======== Exercise inputs ========
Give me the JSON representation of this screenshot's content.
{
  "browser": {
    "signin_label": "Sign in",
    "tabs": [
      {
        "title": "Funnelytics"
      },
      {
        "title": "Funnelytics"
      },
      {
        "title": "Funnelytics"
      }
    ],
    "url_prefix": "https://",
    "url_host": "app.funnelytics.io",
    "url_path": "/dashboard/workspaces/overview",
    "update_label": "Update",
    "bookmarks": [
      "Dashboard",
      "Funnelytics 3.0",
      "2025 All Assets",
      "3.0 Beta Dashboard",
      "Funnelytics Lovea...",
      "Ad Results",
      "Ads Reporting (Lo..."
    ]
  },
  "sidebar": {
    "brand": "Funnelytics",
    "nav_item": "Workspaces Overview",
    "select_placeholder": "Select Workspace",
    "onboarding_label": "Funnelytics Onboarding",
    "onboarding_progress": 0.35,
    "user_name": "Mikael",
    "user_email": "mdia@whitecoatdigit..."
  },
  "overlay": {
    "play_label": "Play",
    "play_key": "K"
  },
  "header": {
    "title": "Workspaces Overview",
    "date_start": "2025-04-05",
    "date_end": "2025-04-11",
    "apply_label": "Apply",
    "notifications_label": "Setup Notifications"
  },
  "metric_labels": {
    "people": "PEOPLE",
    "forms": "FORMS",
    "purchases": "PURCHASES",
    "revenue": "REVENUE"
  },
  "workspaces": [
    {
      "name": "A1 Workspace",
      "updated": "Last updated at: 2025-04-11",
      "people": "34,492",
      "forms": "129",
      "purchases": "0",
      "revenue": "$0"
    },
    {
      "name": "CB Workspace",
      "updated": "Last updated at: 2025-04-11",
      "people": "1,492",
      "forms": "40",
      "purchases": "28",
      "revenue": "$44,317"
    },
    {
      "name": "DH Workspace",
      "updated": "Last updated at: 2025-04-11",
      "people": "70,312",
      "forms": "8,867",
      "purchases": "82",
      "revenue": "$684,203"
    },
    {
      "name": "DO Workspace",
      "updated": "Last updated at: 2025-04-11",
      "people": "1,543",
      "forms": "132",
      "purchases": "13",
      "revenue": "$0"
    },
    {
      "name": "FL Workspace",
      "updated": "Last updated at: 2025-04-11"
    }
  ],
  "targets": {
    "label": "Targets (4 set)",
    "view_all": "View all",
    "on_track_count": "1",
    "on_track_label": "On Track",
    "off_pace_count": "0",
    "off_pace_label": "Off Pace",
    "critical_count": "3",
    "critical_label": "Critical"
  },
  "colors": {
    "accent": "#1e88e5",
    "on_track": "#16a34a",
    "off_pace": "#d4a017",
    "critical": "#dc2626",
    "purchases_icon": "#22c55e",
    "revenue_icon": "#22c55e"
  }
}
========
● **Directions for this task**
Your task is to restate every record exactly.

● **Reply**
Give me the JSON representation of this screenshot's content.
{
  "browser": {
    "signin_label": "Sign in",
    "tabs": [
      {
        "title": "Funnelytics"
      },
      {
        "title": "Funnelytics"
      },
      {
        "title": "Funnelytics"
      }
    ],
    "url_prefix": "https://",
    "url_host": "app.funnelytics.io",
    "url_path": "/dashboard/workspaces/overview",
    "update_label": "Update",
    "bookmarks": [
      "Dashboard",
      "Funnelytics 3.0",
      "2025 All Assets",
      "3.0 Beta Dashboard",
      "Funnelytics Lovea...",
      "Ad Results",
      "Ads Reporting (Lo..."
    ]
  },
  "sidebar": {
    "brand": "Funnelytics",
    "nav_item": "Workspaces Overview",
    "select_placeholder": "Select Workspace",
    "onboarding_label": "Funnelytics Onboarding",
    "onboarding_progress": 0.35,
    "user_name": "Mikael",
    "user_email": "mdia@whitecoatdigit..."
  },
  "overlay": {
    "play_label": "Play",
    "play_key": "K"
  },
  "header": {
    "title": "Workspaces Overview",
    "date_start": "2025-04-05",
    "date_end": "2025-04-11",
    "apply_label": "Apply",
    "notifications_label": "Setup Notifications"
  },
  "metric_labels": {
    "people": "PEOPLE",
    "forms": "FORMS",
    "purchases": "PURCHASES",
    "revenue": "REVENUE"
  },
  "workspaces": [
    {
      "name": "A1 Workspace",
      "updated": "Last updated at: 2025-04-11",
      "people": "34,492",
      "forms": "129",
      "purchases": "0",
      "revenue": "$0"
    },
    {
      "name": "CB Workspace",
      "updated": "Last updated at: 2025-04-11",
      "people": "1,492",
      "forms": "40",
      "purchases": "28",
      "revenue": "$44,317"
    },
    {
      "name": "DH Workspace",
      "updated": "Last updated at: 2025-04-11",
      "people": "70,312",
      "forms": "8,867",
      "purchases": "82",
      "revenue": "$684,203"
    },
    {
      "name": "DO Workspace",
      "updated": "Last updated at: 2025-04-11",
      "people": "1,543",
      "forms": "132",
      "purchases": "13",
      "revenue": "$0"
    },
    {
      "name": "FL Workspace",
      "updated": "Last updated at: 2025-04-11"
    }
  ],
  "targets": {
    "label": "Targets (4 set)",
    "view_all": "View all",
    "on_track_count": "1",
    "on_track_label": "On Track",
    "off_pace_count": "0",
    "off_pace_label": "Off Pace",
    "critical_count": "3",
    "critical_label": "Critical"
  },
  "colors": {
    "accent": "#1e88e5",
    "on_track": "#16a34a",
    "off_pace": "#d4a017",
    "critical": "#dc2626",
    "purchases_icon": "#22c55e",
    "revenue_icon": "#22c55e"
  }
}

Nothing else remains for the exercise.